Copywriting for audited & unaudited annual financial statements

It takes a lot to run a successful business, and some of these things may or may not be up your alley. Among them may be money matters – finance, accounting or even funding issues. But as an entrepreneur, you need to be an all-rounder. Sure, you can hire people to do these things for you, but you should at least understand how these matters function so that you can make the right decisions or prevent your company from getting into trouble with the law.

In this article, we’ll take a look at financial statements.

Audited & Unaudited Annual Financial Statements

As their names imply, audited financial statements are prepared by an accountant and reviewed (audited) by an external accountant (auditor) to verify their accuracy. Unaudited financial statements are prepared by an accountant but not reviewed by external auditors. A set of audited financial statements increases creditor and investor confidence in the company’s transparency and integrity.

Why Do You Need Annual Financial Statements?

Financial statements reflect the company’s performance and financial status. It is the primary source of information about the company’s financial position for investors (existing and potential), creditors and other stakeholders.

More importantly, all Public Companies, Private Limited Companies, Subsidiary Companies and Singapore Branches of foreign companies are required to file their annual financial statements with Accounting and Corporate Regulatory Authority (ACRA). This is a requirement of the Singapore Companies Act. For detailed about annual filings, please refer to our article Filing of Annual Returns – What Do I Need To Do?

In addition, under sections 199 (2A) and 199 (1) of the Act, Company Director(s) are responsible for maintaining a system of internal accounting controls and keeping proper accounting and other records that will enable the preparation of true and fair financial statements.

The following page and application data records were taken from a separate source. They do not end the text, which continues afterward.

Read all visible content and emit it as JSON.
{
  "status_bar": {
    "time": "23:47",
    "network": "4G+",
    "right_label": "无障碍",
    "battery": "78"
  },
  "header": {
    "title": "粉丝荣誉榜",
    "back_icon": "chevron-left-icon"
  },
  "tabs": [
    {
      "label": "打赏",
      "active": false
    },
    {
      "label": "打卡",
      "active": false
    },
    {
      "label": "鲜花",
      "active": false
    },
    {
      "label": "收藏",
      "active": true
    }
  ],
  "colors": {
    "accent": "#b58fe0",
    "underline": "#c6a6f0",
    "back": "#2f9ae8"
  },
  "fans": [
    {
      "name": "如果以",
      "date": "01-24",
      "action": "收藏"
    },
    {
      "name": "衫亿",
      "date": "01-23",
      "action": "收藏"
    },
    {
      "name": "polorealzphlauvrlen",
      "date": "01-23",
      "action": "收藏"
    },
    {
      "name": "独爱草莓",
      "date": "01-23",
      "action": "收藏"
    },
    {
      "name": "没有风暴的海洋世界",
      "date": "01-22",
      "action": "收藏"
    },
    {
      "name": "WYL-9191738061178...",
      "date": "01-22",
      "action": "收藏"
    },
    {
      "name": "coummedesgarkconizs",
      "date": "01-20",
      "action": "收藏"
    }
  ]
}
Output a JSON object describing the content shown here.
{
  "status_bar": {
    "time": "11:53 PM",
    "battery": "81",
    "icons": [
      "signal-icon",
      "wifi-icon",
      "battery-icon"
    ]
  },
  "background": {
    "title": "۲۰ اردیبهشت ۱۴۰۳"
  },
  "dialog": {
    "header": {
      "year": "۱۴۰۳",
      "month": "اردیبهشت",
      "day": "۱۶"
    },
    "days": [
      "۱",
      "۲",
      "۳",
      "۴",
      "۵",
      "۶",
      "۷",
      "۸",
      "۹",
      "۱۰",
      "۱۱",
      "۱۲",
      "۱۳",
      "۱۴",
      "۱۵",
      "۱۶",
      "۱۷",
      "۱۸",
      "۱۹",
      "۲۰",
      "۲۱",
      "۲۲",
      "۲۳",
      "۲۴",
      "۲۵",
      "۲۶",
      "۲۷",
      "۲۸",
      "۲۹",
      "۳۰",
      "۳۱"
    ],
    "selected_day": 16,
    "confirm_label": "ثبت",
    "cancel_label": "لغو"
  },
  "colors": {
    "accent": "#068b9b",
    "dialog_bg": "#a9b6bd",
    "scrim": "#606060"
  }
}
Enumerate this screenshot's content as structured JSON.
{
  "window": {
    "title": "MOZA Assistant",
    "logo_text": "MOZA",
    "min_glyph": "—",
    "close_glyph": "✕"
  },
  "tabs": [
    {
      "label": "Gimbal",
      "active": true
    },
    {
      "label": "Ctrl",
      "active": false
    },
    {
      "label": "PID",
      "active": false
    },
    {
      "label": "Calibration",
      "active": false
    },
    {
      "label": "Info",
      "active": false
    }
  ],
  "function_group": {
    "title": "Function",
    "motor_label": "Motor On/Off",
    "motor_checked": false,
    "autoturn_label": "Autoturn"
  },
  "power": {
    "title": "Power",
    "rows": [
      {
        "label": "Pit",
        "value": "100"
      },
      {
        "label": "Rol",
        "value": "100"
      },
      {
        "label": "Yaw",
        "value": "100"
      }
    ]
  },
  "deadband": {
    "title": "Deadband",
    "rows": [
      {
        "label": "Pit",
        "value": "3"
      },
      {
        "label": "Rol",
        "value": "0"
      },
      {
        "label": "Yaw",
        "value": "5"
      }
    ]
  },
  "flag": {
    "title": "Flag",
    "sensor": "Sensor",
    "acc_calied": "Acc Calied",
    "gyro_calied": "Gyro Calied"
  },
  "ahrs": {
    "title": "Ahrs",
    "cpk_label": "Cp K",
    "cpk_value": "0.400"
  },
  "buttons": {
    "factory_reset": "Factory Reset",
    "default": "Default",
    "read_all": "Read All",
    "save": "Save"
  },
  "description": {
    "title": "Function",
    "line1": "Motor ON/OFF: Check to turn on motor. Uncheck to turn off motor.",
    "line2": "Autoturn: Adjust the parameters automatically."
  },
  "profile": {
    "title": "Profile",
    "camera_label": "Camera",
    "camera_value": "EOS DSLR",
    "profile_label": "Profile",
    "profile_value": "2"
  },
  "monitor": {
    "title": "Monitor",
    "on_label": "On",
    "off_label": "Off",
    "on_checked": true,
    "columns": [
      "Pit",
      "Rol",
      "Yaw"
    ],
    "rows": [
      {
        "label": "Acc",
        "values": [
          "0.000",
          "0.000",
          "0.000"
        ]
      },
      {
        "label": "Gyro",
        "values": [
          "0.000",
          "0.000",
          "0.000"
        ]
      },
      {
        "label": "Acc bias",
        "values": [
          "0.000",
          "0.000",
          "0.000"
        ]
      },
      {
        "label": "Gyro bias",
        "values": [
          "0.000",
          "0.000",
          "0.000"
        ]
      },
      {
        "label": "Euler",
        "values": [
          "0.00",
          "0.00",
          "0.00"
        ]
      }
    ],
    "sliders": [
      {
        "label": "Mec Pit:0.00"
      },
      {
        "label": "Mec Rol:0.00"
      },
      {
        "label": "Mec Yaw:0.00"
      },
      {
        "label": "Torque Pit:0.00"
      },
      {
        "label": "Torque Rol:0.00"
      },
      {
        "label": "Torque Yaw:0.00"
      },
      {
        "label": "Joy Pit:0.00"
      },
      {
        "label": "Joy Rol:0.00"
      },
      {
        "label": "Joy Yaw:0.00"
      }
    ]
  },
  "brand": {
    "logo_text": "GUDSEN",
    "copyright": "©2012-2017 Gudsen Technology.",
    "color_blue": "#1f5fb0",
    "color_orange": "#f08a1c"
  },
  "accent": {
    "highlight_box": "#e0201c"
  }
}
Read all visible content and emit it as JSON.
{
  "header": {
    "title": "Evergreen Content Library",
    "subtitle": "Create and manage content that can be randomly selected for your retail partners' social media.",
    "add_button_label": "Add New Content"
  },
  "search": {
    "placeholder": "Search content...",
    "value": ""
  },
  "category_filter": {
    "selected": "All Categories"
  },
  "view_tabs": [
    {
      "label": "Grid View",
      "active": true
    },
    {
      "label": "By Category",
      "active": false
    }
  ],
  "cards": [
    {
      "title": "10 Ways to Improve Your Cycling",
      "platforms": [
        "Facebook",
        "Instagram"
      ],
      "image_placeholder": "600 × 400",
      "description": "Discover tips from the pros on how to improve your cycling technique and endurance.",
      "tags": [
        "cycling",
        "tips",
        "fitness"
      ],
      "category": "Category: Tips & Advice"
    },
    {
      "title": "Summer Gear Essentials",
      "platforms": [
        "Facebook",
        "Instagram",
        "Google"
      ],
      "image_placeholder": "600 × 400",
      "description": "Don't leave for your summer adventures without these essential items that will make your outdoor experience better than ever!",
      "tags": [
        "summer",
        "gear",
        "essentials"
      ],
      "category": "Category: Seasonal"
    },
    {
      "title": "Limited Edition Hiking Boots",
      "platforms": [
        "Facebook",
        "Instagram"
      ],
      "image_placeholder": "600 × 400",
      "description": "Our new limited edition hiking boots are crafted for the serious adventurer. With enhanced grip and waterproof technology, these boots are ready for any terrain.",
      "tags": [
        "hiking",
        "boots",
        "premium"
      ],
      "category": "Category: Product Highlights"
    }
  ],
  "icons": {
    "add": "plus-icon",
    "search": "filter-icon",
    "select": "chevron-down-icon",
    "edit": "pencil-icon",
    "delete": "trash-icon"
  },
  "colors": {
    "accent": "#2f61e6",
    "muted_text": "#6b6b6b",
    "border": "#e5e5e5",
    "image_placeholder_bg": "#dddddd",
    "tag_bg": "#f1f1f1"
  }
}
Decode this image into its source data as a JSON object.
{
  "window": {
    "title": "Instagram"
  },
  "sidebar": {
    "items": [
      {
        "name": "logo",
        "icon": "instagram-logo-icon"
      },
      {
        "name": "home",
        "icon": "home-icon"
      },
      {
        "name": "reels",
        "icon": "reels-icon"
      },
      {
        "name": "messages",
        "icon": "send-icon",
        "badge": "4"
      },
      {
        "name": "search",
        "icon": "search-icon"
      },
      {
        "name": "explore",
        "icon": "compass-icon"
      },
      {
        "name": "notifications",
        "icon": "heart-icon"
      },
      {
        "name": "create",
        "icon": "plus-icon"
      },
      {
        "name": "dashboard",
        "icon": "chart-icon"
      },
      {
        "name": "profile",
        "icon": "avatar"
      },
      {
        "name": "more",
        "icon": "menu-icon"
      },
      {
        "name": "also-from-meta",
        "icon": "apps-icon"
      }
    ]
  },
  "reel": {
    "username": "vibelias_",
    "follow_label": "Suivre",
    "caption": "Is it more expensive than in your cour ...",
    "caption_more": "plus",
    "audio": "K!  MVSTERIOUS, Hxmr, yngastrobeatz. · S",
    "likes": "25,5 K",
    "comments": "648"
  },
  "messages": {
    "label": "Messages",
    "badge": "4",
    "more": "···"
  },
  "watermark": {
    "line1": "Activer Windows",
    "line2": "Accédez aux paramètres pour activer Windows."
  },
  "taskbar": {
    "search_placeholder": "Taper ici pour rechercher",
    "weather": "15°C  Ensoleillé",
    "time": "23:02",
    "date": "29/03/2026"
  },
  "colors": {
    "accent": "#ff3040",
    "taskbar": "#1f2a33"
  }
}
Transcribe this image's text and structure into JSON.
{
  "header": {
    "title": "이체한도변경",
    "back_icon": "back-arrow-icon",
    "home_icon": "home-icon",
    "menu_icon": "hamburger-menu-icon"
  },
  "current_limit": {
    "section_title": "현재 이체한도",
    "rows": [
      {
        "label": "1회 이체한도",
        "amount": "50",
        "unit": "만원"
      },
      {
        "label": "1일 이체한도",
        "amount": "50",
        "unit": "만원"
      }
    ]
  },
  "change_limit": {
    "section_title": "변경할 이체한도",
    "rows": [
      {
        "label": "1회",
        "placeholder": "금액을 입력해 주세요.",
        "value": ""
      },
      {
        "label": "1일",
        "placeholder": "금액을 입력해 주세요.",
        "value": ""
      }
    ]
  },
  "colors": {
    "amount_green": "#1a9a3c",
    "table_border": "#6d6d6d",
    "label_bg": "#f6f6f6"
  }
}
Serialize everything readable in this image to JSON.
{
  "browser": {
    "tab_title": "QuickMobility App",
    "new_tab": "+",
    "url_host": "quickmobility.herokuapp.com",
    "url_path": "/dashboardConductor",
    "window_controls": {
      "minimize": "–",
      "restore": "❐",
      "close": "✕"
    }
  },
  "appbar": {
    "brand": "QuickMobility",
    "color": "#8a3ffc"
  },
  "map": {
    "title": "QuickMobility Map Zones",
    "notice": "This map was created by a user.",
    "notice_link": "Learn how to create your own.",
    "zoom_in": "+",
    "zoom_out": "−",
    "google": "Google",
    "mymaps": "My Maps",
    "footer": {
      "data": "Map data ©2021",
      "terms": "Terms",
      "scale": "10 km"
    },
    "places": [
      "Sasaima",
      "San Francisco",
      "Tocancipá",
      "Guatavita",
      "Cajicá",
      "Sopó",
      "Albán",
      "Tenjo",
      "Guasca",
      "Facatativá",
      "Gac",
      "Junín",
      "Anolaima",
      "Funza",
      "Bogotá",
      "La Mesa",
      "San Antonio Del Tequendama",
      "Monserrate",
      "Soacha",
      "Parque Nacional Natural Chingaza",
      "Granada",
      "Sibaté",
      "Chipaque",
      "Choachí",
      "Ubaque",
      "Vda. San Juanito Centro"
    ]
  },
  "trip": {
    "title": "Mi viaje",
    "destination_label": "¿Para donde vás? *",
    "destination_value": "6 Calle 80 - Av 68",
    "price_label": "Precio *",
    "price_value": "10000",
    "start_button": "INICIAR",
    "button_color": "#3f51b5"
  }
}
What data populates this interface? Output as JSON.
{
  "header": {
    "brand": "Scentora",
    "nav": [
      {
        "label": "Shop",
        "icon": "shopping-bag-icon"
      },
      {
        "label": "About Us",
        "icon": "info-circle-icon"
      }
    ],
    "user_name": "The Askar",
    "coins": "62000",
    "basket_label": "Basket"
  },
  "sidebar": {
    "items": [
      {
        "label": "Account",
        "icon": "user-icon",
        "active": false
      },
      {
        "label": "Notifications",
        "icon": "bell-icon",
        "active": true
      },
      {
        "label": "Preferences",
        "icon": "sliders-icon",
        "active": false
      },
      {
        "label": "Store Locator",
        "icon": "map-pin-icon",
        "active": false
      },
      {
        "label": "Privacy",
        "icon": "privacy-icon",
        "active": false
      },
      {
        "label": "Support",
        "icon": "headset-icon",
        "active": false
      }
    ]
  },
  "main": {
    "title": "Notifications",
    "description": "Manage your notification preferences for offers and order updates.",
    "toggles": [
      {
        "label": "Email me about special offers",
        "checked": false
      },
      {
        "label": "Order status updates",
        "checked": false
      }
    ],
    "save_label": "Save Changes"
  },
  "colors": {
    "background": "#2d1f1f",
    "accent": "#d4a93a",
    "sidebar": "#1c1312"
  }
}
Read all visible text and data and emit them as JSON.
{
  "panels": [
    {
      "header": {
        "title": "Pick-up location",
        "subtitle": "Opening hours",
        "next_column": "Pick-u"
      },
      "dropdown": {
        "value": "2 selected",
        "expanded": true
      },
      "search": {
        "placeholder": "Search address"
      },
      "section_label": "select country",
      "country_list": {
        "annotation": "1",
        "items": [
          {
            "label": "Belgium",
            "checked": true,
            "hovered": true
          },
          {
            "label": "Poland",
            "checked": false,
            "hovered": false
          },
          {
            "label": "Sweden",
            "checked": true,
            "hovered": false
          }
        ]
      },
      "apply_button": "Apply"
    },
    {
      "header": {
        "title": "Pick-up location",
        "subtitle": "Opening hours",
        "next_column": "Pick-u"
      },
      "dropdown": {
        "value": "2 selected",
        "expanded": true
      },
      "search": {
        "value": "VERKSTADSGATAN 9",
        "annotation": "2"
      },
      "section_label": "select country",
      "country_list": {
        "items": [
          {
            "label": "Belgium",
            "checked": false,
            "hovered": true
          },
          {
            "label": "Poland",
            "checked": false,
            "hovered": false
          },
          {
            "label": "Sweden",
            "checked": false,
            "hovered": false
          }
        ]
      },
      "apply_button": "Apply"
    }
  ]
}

Do You Need To Prepare Audited Financial Reports?

Your company’s accounts do not need to be audited by an external auditor if it is a “Small Company”. However, it is still required to file Annual Returns with ACRA.

Is My Company A “Small Company”?

Your Private Limited Company can qualify as a Small Company if it meets at least two of the following three criteria for immediate past two consecutive financial years: 

  • Total annual revenue does not exceed $10m;
  • Total assets do not exceed $10m; or
  • Number of employees does not exceed 50 at the end of the financial year. 

If your company is part of a group (defined as a holding company and its Subsidiary Companies) and wishes to qualify for audit exemption:

  • The company must be eligible as a Small Company; and
  • The entire group must also be a “Small Group”.

If your company outgrows the above criteria for two consecutive financial years, it will no longer be qualified as a “Small Company” or “Small Group”.

What’s Included In Unaudited Financial Statements?

Since most start-ups are likely to be a “Small Company”, we shall look at the requirements for unaudited financial statements. They include:

  • Directors’ Report
  • Directors’ Statement
  • Statement of Comprehensive Income (Income Statement or Profit & Loss Statement)
  • Statement of Financial Position (Balance Sheet)
  • Statement of Change in Equity
  • Statement of Cash Flow
  • Notes to the Financial Statements

Forming the first part of the statements is the Directors’ Report, which is compulsory when filing for Annual Returns. The director’s report should state the company’s profit or loss for the financial year; include a statement of the company’s affairs at the end of the financial year and names of directors in office, and disclose each director’s interests in the company. These need to be approved by a Director’s Resolution in writing and signed by at least two Directors. The Statement of Comprehensive Income provides information about your company’s turnover, expenses and profit within a period of a year. The Statement of Financial Position details the assets, liabilities and equities of the company at the point of closing of the statement.

About the Writer:

Judy Tham is a writer and founder of One Elephant, a copywriting firm in Singapore. She co-authored Are You Brand Dead?, one of the few books on branding in Asia that focuses on SMEs.